**Task statement**:
Each line from the one containing "Parse this screenshot: output" through the final line of the records is to be repeated exactly, with no additions.

[Opening Data provided section]

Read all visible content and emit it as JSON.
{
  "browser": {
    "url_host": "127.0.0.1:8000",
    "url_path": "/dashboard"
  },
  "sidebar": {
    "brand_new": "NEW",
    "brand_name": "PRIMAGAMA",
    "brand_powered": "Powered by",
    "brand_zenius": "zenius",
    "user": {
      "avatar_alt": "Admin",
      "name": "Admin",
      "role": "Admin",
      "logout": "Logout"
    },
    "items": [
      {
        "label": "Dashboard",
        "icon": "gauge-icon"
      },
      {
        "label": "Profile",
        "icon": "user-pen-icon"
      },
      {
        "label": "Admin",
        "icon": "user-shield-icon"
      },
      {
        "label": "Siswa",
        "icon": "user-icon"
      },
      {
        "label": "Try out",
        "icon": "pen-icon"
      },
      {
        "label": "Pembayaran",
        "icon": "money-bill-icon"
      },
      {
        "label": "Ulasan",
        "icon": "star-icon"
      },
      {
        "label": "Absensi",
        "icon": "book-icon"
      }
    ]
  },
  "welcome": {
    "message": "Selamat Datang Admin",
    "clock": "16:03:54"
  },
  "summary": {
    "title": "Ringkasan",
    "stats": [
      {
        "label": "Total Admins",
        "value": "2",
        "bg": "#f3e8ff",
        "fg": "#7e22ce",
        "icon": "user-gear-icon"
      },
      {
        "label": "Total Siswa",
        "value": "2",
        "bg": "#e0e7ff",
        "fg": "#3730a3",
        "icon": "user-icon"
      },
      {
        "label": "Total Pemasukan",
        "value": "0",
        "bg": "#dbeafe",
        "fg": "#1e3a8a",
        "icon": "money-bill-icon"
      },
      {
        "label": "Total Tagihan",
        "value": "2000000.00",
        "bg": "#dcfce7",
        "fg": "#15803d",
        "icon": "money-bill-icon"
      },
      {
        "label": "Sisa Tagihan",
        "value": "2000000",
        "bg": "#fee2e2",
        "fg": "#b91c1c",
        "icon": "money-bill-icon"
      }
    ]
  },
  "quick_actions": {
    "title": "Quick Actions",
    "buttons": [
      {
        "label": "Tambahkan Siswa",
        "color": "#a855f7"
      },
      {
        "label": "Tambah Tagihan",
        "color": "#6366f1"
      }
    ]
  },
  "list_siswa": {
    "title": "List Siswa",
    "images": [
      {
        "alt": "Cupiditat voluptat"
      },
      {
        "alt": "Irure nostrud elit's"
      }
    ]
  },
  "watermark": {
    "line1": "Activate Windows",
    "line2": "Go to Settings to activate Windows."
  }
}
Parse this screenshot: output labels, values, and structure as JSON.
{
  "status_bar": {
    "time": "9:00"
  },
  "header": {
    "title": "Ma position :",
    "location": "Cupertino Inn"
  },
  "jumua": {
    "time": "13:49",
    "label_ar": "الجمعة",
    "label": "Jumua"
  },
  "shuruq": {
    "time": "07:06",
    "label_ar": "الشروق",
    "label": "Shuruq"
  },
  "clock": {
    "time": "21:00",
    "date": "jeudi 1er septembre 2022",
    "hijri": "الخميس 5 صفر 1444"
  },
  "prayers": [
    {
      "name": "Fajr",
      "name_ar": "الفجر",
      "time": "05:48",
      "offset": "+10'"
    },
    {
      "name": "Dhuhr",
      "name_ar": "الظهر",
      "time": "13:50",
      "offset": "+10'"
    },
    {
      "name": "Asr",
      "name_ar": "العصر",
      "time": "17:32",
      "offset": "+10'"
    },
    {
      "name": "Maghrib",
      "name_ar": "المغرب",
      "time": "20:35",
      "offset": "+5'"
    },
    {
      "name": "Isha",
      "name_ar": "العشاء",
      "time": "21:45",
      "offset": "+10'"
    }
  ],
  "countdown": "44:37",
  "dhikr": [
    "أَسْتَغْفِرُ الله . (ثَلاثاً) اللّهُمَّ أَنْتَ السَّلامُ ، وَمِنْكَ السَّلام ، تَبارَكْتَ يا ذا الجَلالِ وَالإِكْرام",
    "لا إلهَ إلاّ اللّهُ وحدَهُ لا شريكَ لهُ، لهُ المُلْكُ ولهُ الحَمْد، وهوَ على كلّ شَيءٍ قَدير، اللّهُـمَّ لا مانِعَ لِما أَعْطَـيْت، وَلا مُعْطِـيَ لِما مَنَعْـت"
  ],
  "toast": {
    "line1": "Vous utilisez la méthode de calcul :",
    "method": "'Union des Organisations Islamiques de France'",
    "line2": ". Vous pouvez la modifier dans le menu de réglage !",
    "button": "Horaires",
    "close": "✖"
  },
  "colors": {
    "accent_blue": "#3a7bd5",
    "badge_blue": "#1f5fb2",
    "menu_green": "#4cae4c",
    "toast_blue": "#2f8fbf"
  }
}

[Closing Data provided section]

**Solution to this task**:
Parse this screenshot: output labels, values, and structure as JSON.
{
  "status_bar": {
    "time": "9:00"
  },
  "header": {
    "title": "Ma position :",
    "location": "Cupertino Inn"
  },
  "jumua": {
    "time": "13:49",
    "label_ar": "الجمعة",
    "label": "Jumua"
  },
  "shuruq": {
    "time": "07:06",
    "label_ar": "الشروق",
    "label": "Shuruq"
  },
  "clock": {
    "time": "21:00",
    "date": "jeudi 1er septembre 2022",
    "hijri": "الخميس 5 صفر 1444"
  },
  "prayers": [
    {
      "name": "Fajr",
      "name_ar": "الفجر",
      "time": "05:48",
      "offset": "+10'"
    },
    {
      "name": "Dhuhr",
      "name_ar": "الظهر",
      "time": "13:50",
      "offset": "+10'"
    },
    {
      "name": "Asr",
      "name_ar": "العصر",
      "time": "17:32",
      "offset": "+10'"
    },
    {
      "name": "Maghrib",
      "name_ar": "المغرب",
      "time": "20:35",
      "offset": "+5'"
    },
    {
      "name": "Isha",
      "name_ar": "العشاء",
      "time": "21:45",
      "offset": "+10'"
    }
  ],
  "countdown": "44:37",
  "dhikr": [
    "أَسْتَغْفِرُ الله . (ثَلاثاً) اللّهُمَّ أَنْتَ السَّلامُ ، وَمِنْكَ السَّلام ، تَبارَكْتَ يا ذا الجَلالِ وَالإِكْرام",
    "لا إلهَ إلاّ اللّهُ وحدَهُ لا شريكَ لهُ، لهُ المُلْكُ ولهُ الحَمْد، وهوَ على كلّ شَيءٍ قَدير، اللّهُـمَّ لا مانِعَ لِما أَعْطَـيْت، وَلا مُعْطِـيَ لِما مَنَعْـت"
  ],
  "toast": {
    "line1": "Vous utilisez la méthode de calcul :",
    "method": "'Union des Organisations Islamiques de France'",
    "line2": ". Vous pouvez la modifier dans le menu de réglage !",
    "button": "Horaires",
    "close": "✖"
  },
  "colors": {
    "accent_blue": "#3a7bd5",
    "badge_blue": "#1f5fb2",
    "menu_green": "#4cae4c",
    "toast_blue": "#2f8fbf"
  }
}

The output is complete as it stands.